Task goal –
An exact copy of every record is needed.

□ □ □ □

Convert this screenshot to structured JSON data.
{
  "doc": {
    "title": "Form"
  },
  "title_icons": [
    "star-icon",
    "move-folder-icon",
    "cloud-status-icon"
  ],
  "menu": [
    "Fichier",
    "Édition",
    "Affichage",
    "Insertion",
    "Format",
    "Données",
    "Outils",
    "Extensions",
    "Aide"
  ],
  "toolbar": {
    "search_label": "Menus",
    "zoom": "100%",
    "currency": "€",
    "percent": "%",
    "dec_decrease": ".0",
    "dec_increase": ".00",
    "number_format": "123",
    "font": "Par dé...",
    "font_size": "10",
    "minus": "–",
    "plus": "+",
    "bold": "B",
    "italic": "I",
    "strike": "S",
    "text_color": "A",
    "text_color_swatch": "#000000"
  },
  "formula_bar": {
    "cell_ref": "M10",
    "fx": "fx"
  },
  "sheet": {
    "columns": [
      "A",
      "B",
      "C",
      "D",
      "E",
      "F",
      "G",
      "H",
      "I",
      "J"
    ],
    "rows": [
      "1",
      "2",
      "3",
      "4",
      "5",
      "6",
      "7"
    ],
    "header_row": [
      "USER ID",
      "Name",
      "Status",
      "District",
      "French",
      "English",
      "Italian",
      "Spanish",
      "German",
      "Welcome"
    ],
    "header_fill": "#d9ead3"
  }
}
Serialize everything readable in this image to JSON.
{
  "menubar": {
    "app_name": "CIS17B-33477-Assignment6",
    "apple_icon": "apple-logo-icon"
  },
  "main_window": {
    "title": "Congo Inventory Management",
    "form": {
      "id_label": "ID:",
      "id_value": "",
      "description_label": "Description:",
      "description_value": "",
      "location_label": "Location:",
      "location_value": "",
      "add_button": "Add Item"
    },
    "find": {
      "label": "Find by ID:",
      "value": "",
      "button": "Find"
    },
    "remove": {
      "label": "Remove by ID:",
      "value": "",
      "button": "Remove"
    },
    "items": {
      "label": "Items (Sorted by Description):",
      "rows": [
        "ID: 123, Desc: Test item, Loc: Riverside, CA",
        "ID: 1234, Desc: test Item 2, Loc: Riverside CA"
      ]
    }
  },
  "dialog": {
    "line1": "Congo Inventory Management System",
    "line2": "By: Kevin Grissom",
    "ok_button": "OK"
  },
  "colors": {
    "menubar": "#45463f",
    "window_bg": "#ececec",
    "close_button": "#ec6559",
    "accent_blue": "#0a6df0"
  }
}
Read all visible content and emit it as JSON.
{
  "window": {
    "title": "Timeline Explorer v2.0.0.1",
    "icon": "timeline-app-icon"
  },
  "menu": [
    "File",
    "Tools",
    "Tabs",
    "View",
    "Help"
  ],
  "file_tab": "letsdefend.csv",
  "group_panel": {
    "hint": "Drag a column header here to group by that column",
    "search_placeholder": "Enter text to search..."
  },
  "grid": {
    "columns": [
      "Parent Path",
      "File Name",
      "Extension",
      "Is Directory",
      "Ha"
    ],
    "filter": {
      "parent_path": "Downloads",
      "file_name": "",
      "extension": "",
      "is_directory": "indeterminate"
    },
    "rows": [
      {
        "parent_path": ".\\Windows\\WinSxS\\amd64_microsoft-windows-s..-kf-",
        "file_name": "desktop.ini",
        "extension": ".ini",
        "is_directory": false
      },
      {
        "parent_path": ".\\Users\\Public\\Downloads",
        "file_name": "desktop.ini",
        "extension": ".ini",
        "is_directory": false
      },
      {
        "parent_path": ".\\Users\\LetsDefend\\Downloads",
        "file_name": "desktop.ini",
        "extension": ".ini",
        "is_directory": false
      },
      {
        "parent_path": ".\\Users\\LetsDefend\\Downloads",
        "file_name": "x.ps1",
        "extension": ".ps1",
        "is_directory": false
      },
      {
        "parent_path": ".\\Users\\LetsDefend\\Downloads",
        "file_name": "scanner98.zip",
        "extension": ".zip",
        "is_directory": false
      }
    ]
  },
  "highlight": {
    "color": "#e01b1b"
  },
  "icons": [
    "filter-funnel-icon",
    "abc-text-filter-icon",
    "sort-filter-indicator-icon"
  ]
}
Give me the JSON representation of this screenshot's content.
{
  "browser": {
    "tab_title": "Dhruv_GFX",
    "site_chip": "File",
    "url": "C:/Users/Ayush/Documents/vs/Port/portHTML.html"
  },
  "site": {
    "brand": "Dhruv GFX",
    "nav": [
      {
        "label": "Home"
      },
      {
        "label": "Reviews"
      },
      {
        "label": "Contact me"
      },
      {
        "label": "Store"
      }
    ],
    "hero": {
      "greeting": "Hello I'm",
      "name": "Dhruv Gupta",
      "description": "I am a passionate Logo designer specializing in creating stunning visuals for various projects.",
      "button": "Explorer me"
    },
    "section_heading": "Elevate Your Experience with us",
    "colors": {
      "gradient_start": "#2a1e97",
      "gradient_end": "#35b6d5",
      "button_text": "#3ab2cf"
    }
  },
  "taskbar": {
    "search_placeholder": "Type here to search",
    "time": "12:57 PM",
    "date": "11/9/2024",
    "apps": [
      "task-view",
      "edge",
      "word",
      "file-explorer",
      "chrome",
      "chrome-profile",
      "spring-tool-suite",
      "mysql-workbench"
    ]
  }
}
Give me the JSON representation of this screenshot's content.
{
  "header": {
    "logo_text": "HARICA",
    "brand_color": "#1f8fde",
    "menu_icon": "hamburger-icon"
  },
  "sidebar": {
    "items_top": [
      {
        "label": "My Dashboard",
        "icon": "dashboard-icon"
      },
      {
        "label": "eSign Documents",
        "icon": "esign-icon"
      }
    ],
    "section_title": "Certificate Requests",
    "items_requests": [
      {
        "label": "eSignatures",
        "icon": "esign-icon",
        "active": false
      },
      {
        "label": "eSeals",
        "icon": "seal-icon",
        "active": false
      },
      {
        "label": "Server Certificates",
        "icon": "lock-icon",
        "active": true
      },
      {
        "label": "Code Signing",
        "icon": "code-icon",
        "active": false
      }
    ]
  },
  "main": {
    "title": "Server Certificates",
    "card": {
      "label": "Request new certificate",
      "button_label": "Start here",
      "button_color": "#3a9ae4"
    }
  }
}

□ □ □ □

Written answer –
Convert this screenshot to structured JSON data.
{
  "doc": {
    "title": "Form"
  },
  "title_icons": [
    "star-icon",
    "move-folder-icon",
    "cloud-status-icon"
  ],
  "menu": [
    "Fichier",
    "Édition",
    "Affichage",
    "Insertion",
    "Format",
    "Données",
    "Outils",
    "Extensions",
    "Aide"
  ],
  "toolbar": {
    "search_label": "Menus",
    "zoom": "100%",
    "currency": "€",
    "percent": "%",
    "dec_decrease": ".0",
    "dec_increase": ".00",
    "number_format": "123",
    "font": "Par dé...",
    "font_size": "10",
    "minus": "–",
    "plus": "+",
    "bold": "B",
    "italic": "I",
    "strike": "S",
    "text_color": "A",
    "text_color_swatch": "#000000"
  },
  "formula_bar": {
    "cell_ref": "M10",
    "fx": "fx"
  },
  "sheet": {
    "columns": [
      "A",
      "B",
      "C",
      "D",
      "E",
      "F",
      "G",
      "H",
      "I",
      "J"
    ],
    "rows": [
      "1",
      "2",
      "3",
      "4",
      "5",
      "6",
      "7"
    ],
    "header_row": [
      "USER ID",
      "Name",
      "Status",
      "District",
      "French",
      "English",
      "Italian",
      "Spanish",
      "German",
      "Welcome"
    ],
    "header_fill": "#d9ead3"
  }
}
Serialize everything readable in this image to JSON.
{
  "menubar": {
    "app_name": "CIS17B-33477-Assignment6",
    "apple_icon": "apple-logo-icon"
  },
  "main_window": {
    "title": "Congo Inventory Management",
    "form": {
      "id_label": "ID:",
      "id_value": "",
      "description_label": "Description:",
      "description_value": "",
      "location_label": "Location:",
      "location_value": "",
      "add_button": "Add Item"
    },
    "find": {
      "label": "Find by ID:",
      "value": "",
      "button": "Find"
    },
    "remove": {
      "label": "Remove by ID:",
      "value": "",
      "button": "Remove"
    },
    "items": {
      "label": "Items (Sorted by Description):",
      "rows": [
        "ID: 123, Desc: Test item, Loc: Riverside, CA",
        "ID: 1234, Desc: test Item 2, Loc: Riverside CA"
      ]
    }
  },
  "dialog": {
    "line1": "Congo Inventory Management System",
    "line2": "By: Kevin Grissom",
    "ok_button": "OK"
  },
  "colors": {
    "menubar": "#45463f",
    "window_bg": "#ececec",
    "close_button": "#ec6559",
    "accent_blue": "#0a6df0"
  }
}
Read all visible content and emit it as JSON.
{
  "window": {
    "title": "Timeline Explorer v2.0.0.1",
    "icon": "timeline-app-icon"
  },
  "menu": [
    "File",
    "Tools",
    "Tabs",
    "View",
    "Help"
  ],
  "file_tab": "letsdefend.csv",
  "group_panel": {
    "hint": "Drag a column header here to group by that column",
    "search_placeholder": "Enter text to search..."
  },
  "grid": {
    "columns": [
      "Parent Path",
      "File Name",
      "Extension",
      "Is Directory",
      "Ha"
    ],
    "filter": {
      "parent_path": "Downloads",
      "file_name": "",
      "extension": "",
      "is_directory": "indeterminate"
    },
    "rows": [
      {
        "parent_path": ".\\Windows\\WinSxS\\amd64_microsoft-windows-s..-kf-",
        "file_name": "desktop.ini",
        "extension": ".ini",
        "is_directory": false
      },
      {
        "parent_path": ".\\Users\\Public\\Downloads",
        "file_name": "desktop.ini",
        "extension": ".ini",
        "is_directory": false
      },
      {
        "parent_path": ".\\Users\\LetsDefend\\Downloads",
        "file_name": "desktop.ini",
        "extension": ".ini",
        "is_directory": false
      },
      {
        "parent_path": ".\\Users\\LetsDefend\\Downloads",
        "file_name": "x.ps1",
        "extension": ".ps1",
        "is_directory": false
      },
      {
        "parent_path": ".\\Users\\LetsDefend\\Downloads",
        "file_name": "scanner98.zip",
        "extension": ".zip",
        "is_directory": false
      }
    ]
  },
  "highlight": {
    "color": "#e01b1b"
  },
  "icons": [
    "filter-funnel-icon",
    "abc-text-filter-icon",
    "sort-filter-indicator-icon"
  ]
}
Give me the JSON representation of this screenshot's content.
{
  "browser": {
    "tab_title": "Dhruv_GFX",
    "site_chip": "File",
    "url": "C:/Users/Ayush/Documents/vs/Port/portHTML.html"
  },
  "site": {
    "brand": "Dhruv GFX",
    "nav": [
      {
        "label": "Home"
      },
      {
        "label": "Reviews"
      },
      {
        "label": "Contact me"
      },
      {
        "label": "Store"
      }
    ],
    "hero": {
      "greeting": "Hello I'm",
      "name": "Dhruv Gupta",
      "description": "I am a passionate Logo designer specializing in creating stunning visuals for various projects.",
      "button": "Explorer me"
    },
    "section_heading": "Elevate Your Experience with us",
    "colors": {
      "gradient_start": "#2a1e97",
      "gradient_end": "#35b6d5",
      "button_text": "#3ab2cf"
    }
  },
  "taskbar": {
    "search_placeholder": "Type here to search",
    "time": "12:57 PM",
    "date": "11/9/2024",
    "apps": [
      "task-view",
      "edge",
      "word",
      "file-explorer",
      "chrome",
      "chrome-profile",
      "spring-tool-suite",
      "mysql-workbench"
    ]
  }
}
Give me the JSON representation of this screenshot's content.
{
  "header": {
    "logo_text": "HARICA",
    "brand_color": "#1f8fde",
    "menu_icon": "hamburger-icon"
  },
  "sidebar": {
    "items_top": [
      {
        "label": "My Dashboard",
        "icon": "dashboard-icon"
      },
      {
        "label": "eSign Documents",
        "icon": "esign-icon"
      }
    ],
    "section_title": "Certificate Requests",
    "items_requests": [
      {
        "label": "eSignatures",
        "icon": "esign-icon",
        "active": false
      },
      {
        "label": "eSeals",
        "icon": "seal-icon",
        "active": false
      },
      {
        "label": "Server Certificates",
        "icon": "lock-icon",
        "active": true
      },
      {
        "label": "Code Signing",
        "icon": "code-icon",
        "active": false
      }
    ]
  },
  "main": {
    "title": "Server Certificates",
    "card": {
      "label": "Request new certificate",
      "button_label": "Start here",
      "button_color": "#3a9ae4"
    }
  }
}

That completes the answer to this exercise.